*** Block opens ***
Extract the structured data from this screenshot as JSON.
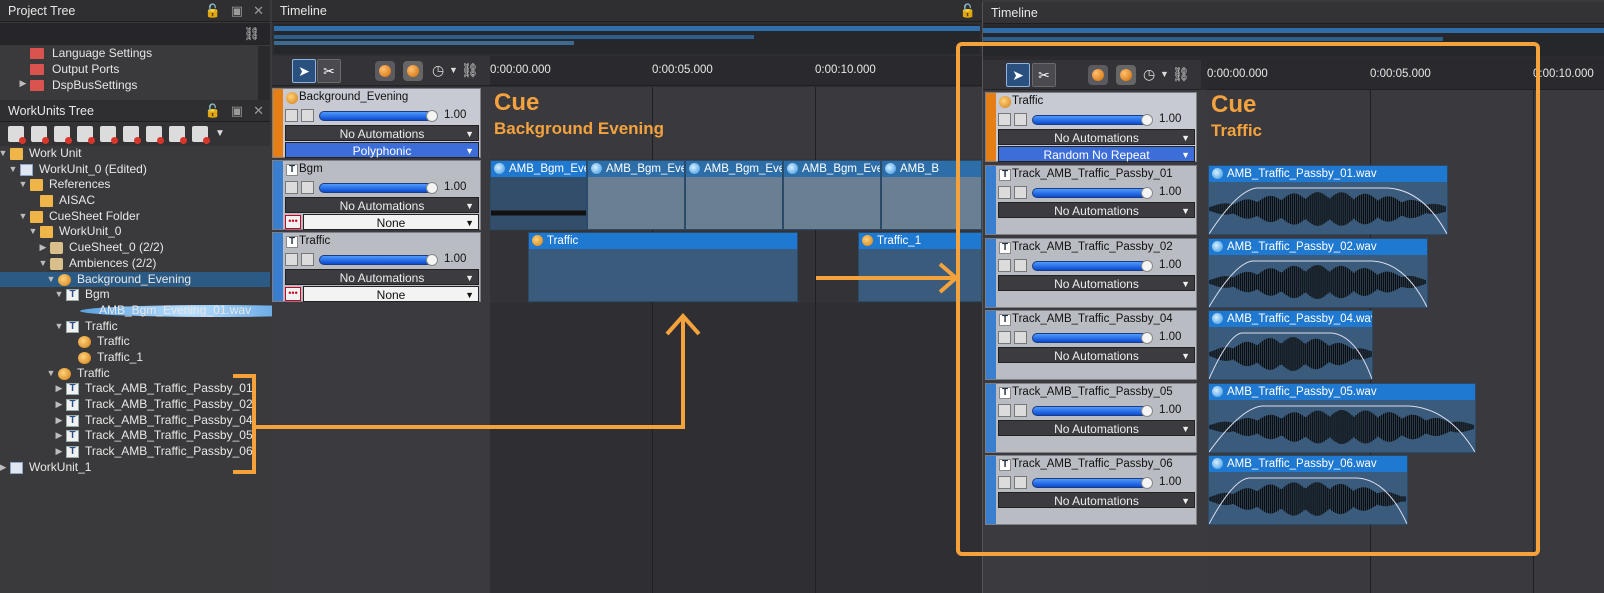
{
  "project_tree": {
    "title": "Project Tree",
    "items": [
      "Language Settings",
      "Output Ports",
      "DspBusSettings"
    ]
  },
  "workunits_tree": {
    "title": "WorkUnits Tree",
    "rows": [
      {
        "label": "Work Unit",
        "icon": "folder-icon"
      },
      {
        "label": "WorkUnit_0 (Edited)",
        "icon": "document-icon"
      },
      {
        "label": "References",
        "icon": "folder-icon"
      },
      {
        "label": "AISAC",
        "icon": "folder-icon"
      },
      {
        "label": "CueSheet Folder",
        "icon": "folder-icon"
      },
      {
        "label": "WorkUnit_0",
        "icon": "folder-icon"
      },
      {
        "label": "CueSheet_0 (2/2)",
        "icon": "cuesheet-icon"
      },
      {
        "label": "Ambiences (2/2)",
        "icon": "cuesheet-icon"
      },
      {
        "label": "Background_Evening",
        "icon": "cue-icon"
      },
      {
        "label": "Bgm",
        "icon": "track-icon"
      },
      {
        "label": "AMB_Bgm_Evening_01.wav",
        "icon": "wave-icon"
      },
      {
        "label": "Traffic",
        "icon": "track-icon"
      },
      {
        "label": "Traffic",
        "icon": "cue-icon"
      },
      {
        "label": "Traffic_1",
        "icon": "cue-icon"
      },
      {
        "label": "Traffic",
        "icon": "cue-icon"
      },
      {
        "label": "Track_AMB_Traffic_Passby_01",
        "icon": "track-icon"
      },
      {
        "label": "Track_AMB_Traffic_Passby_02",
        "icon": "track-icon"
      },
      {
        "label": "Track_AMB_Traffic_Passby_04",
        "icon": "track-icon"
      },
      {
        "label": "Track_AMB_Traffic_Passby_05",
        "icon": "track-icon"
      },
      {
        "label": "Track_AMB_Traffic_Passby_06",
        "icon": "track-icon"
      },
      {
        "label": "WorkUnit_1",
        "icon": "document-icon"
      }
    ]
  },
  "timeline_left": {
    "title": "Timeline",
    "ticks": [
      "0:00:00.000",
      "0:00:05.000",
      "0:00:10.000"
    ],
    "cue_label": "Cue",
    "cue_name": "Background Evening",
    "tracks": [
      {
        "name": "Background_Evening",
        "volume": "1.00",
        "automation": "No Automations",
        "mode": "Polyphonic"
      },
      {
        "name": "Bgm",
        "volume": "1.00",
        "automation": "No Automations",
        "mode": "None"
      },
      {
        "name": "Traffic",
        "volume": "1.00",
        "automation": "No Automations",
        "mode": "None"
      }
    ],
    "bgm_clips": [
      "AMB_Bgm_Eve",
      "AMB_Bgm_Even",
      "AMB_Bgm_Even",
      "AMB_Bgm_Even",
      "AMB_B"
    ],
    "traffic_clips": [
      "Traffic",
      "Traffic_1"
    ]
  },
  "timeline_right": {
    "title": "Timeline",
    "ticks": [
      "0:00:00.000",
      "0:00:05.000",
      "0:00:10.000"
    ],
    "cue_label": "Cue",
    "cue_name": "Traffic",
    "cue_track": {
      "name": "Traffic",
      "volume": "1.00",
      "automation": "No Automations",
      "mode": "Random No Repeat"
    },
    "tracks": [
      {
        "name": "Track_AMB_Traffic_Passby_01",
        "volume": "1.00",
        "automation": "No Automations",
        "clip": "AMB_Traffic_Passby_01.wav"
      },
      {
        "name": "Track_AMB_Traffic_Passby_02",
        "volume": "1.00",
        "automation": "No Automations",
        "clip": "AMB_Traffic_Passby_02.wav"
      },
      {
        "name": "Track_AMB_Traffic_Passby_04",
        "volume": "1.00",
        "automation": "No Automations",
        "clip": "AMB_Traffic_Passby_04.wav"
      },
      {
        "name": "Track_AMB_Traffic_Passby_05",
        "volume": "1.00",
        "automation": "No Automations",
        "clip": "AMB_Traffic_Passby_05.wav"
      },
      {
        "name": "Track_AMB_Traffic_Passby_06",
        "volume": "1.00",
        "automation": "No Automations",
        "clip": "AMB_Traffic_Passby_06.wav"
      }
    ]
  },
  "colors": {
    "accent": "#f4a23c",
    "selection": "#2b5a84",
    "clip_blue": "#1f79d0"
  }
}
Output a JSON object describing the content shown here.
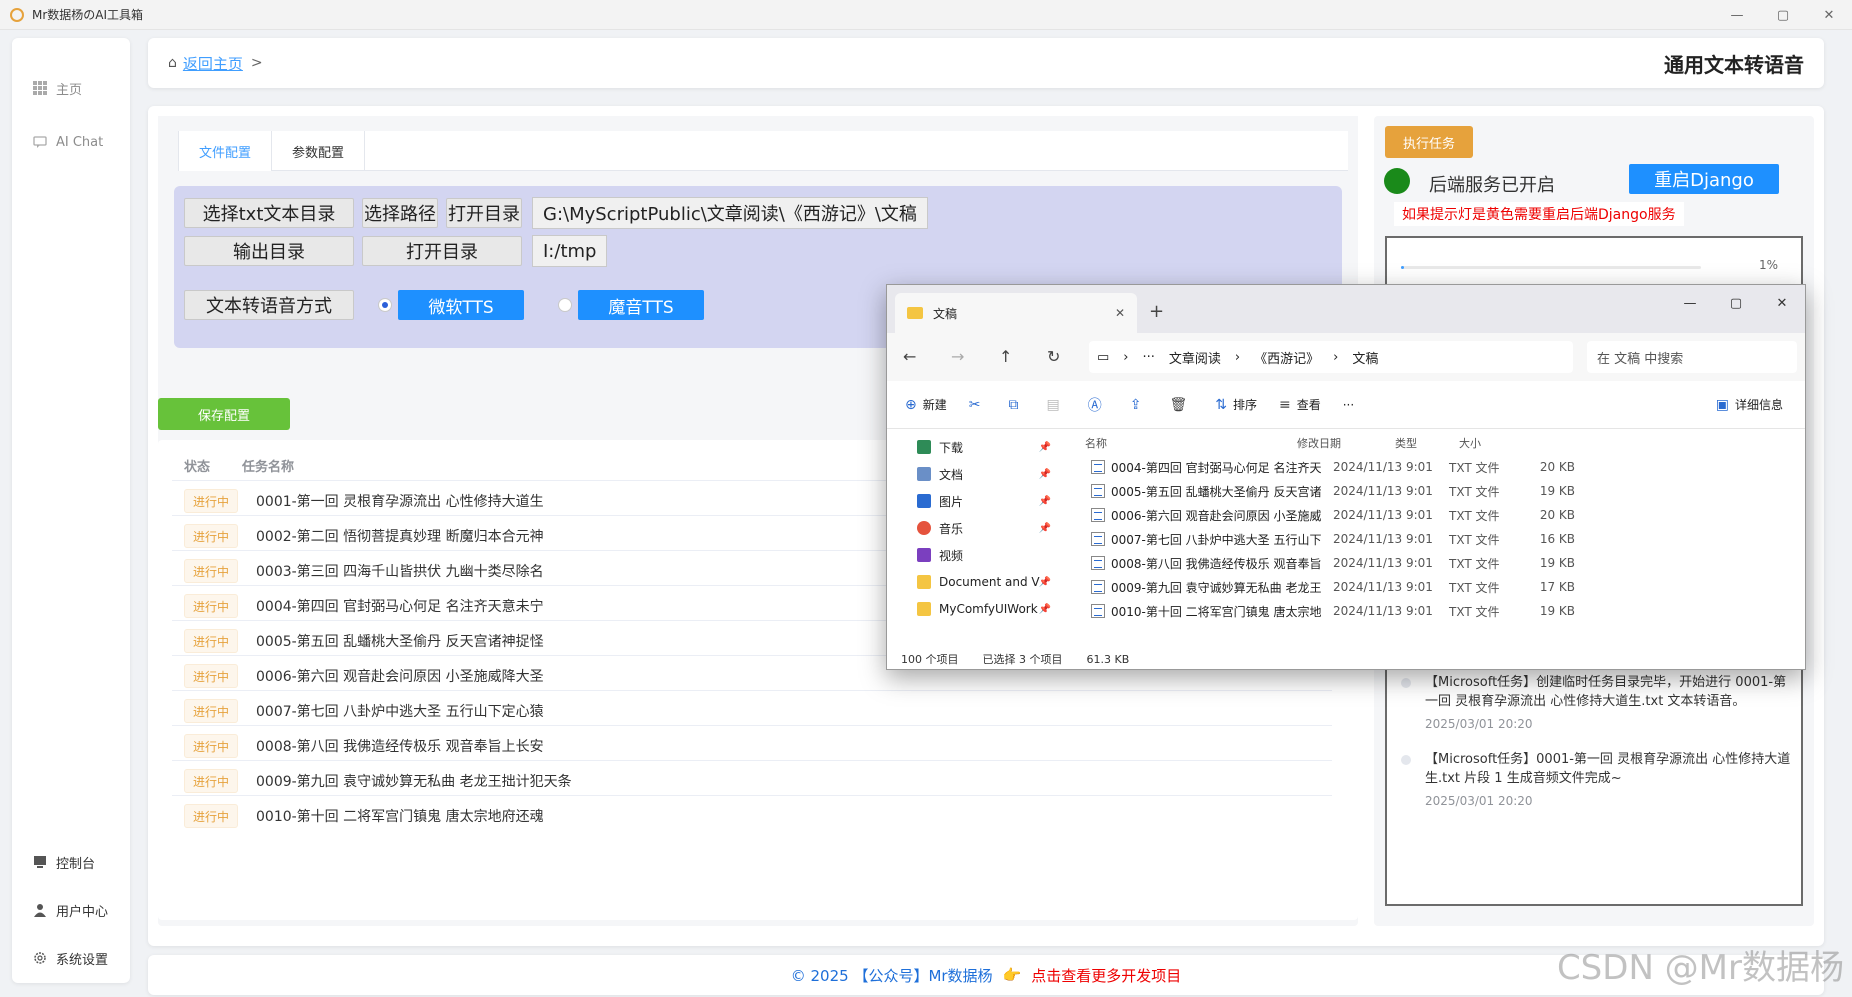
{
  "window": {
    "title": "Mr数据杨のAI工具箱",
    "controls": [
      "—",
      "▢",
      "✕"
    ]
  },
  "sidebar": {
    "top_items": [
      {
        "label": "主页",
        "icon": "grid-icon"
      },
      {
        "label": "AI Chat",
        "icon": "chat-icon"
      }
    ],
    "bottom_items": [
      {
        "label": "控制台",
        "icon": "monitor-icon"
      },
      {
        "label": "用户中心",
        "icon": "user-icon"
      },
      {
        "label": "系统设置",
        "icon": "gear-icon"
      }
    ]
  },
  "header": {
    "back_label": "返回主页",
    "separator": ">",
    "page_title": "通用文本转语音"
  },
  "config": {
    "tabs": [
      "文件配置",
      "参数配置"
    ],
    "select_txt_dir": "选择txt文本目录",
    "select_path": "选择路径",
    "open_dir_1": "打开目录",
    "input_path": "G:\\MyScriptPublic\\文章阅读\\《西游记》\\文稿",
    "output_dir": "输出目录",
    "open_dir_2": "打开目录",
    "output_path": "I:/tmp",
    "tts_method": "文本转语音方式",
    "tts_option_1": "微软TTS",
    "tts_option_2": "魔音TTS",
    "save_button": "保存配置"
  },
  "tasks": {
    "headers": [
      "状态",
      "任务名称"
    ],
    "rows": [
      {
        "status": "进行中",
        "name": "0001-第一回 灵根育孕源流出 心性修持大道生"
      },
      {
        "status": "进行中",
        "name": "0002-第二回 悟彻菩提真妙理 断魔归本合元神"
      },
      {
        "status": "进行中",
        "name": "0003-第三回 四海千山皆拱伏 九幽十类尽除名"
      },
      {
        "status": "进行中",
        "name": "0004-第四回 官封弼马心何足 名注齐天意未宁"
      },
      {
        "status": "进行中",
        "name": "0005-第五回 乱蟠桃大圣偷丹 反天宫诸神捉怪"
      },
      {
        "status": "进行中",
        "name": "0006-第六回 观音赴会问原因 小圣施威降大圣"
      },
      {
        "status": "进行中",
        "name": "0007-第七回 八卦炉中逃大圣 五行山下定心猿"
      },
      {
        "status": "进行中",
        "name": "0008-第八回 我佛造经传极乐 观音奉旨上长安"
      },
      {
        "status": "进行中",
        "name": "0009-第九回 袁守诚妙算无私曲 老龙王拙计犯天条"
      },
      {
        "status": "进行中",
        "name": "0010-第十回 二将军宫门镇鬼 唐太宗地府还魂"
      }
    ]
  },
  "right": {
    "exec_button": "执行任务",
    "service_status": "后端服务已开启",
    "restart_button": "重启Django",
    "warning": "如果提示灯是黄色需要重启后端Django服务",
    "progress_percent": 1,
    "progress_label": "1%",
    "logs": [
      {
        "text": "【Microsoft任务】创建临时任务目录完毕，开始进行 0001-第一回 灵根育孕源流出 心性修持大道生.txt 文本转语音。",
        "time": "2025/03/01 20:20"
      },
      {
        "text": "【Microsoft任务】0001-第一回 灵根育孕源流出 心性修持大道生.txt 片段 1 生成音频文件完成~",
        "time": "2025/03/01 20:20"
      }
    ]
  },
  "footer": {
    "copyright": "© 2025 【公众号】Mr数据杨",
    "hand": "👉",
    "more_link": "点击查看更多开发项目"
  },
  "watermark": "CSDN @Mr数据杨",
  "explorer": {
    "tab_title": "文稿",
    "new_tab": "+",
    "breadcrumb": [
      "文章阅读",
      "《西游记》",
      "文稿"
    ],
    "more": "···",
    "search_placeholder": "在 文稿 中搜索",
    "toolbar": {
      "new": "新建",
      "sort": "排序",
      "view": "查看",
      "more": "···",
      "details": "详细信息"
    },
    "nav_items": [
      "下载",
      "文档",
      "图片",
      "音乐",
      "视频",
      "Document and V",
      "MyComfyUIWork"
    ],
    "columns": [
      "名称",
      "修改日期",
      "类型",
      "大小"
    ],
    "files": [
      {
        "name": "0004-第四回 官封弼马心何足 名注齐天...",
        "date": "2024/11/13 9:01",
        "type": "TXT 文件",
        "size": "20 KB"
      },
      {
        "name": "0005-第五回 乱蟠桃大圣偷丹 反天宫诸...",
        "date": "2024/11/13 9:01",
        "type": "TXT 文件",
        "size": "19 KB"
      },
      {
        "name": "0006-第六回 观音赴会问原因 小圣施威...",
        "date": "2024/11/13 9:01",
        "type": "TXT 文件",
        "size": "20 KB"
      },
      {
        "name": "0007-第七回 八卦炉中逃大圣 五行山下...",
        "date": "2024/11/13 9:01",
        "type": "TXT 文件",
        "size": "16 KB"
      },
      {
        "name": "0008-第八回 我佛造经传极乐 观音奉旨...",
        "date": "2024/11/13 9:01",
        "type": "TXT 文件",
        "size": "19 KB"
      },
      {
        "name": "0009-第九回 袁守诚妙算无私曲 老龙王...",
        "date": "2024/11/13 9:01",
        "type": "TXT 文件",
        "size": "17 KB"
      },
      {
        "name": "0010-第十回 二将军宫门镇鬼 唐太宗地...",
        "date": "2024/11/13 9:01",
        "type": "TXT 文件",
        "size": "19 KB"
      }
    ],
    "status": {
      "count": "100 个项目",
      "selected": "已选择 3 个项目",
      "size": "61.3 KB"
    }
  }
}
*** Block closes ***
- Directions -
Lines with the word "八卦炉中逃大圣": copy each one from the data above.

- Response to the task -
        "name": "0007-第七回 八卦炉中逃大圣 五行山下定心猿"
        "name": "0007-第七回 八卦炉中逃大圣 五行山下...",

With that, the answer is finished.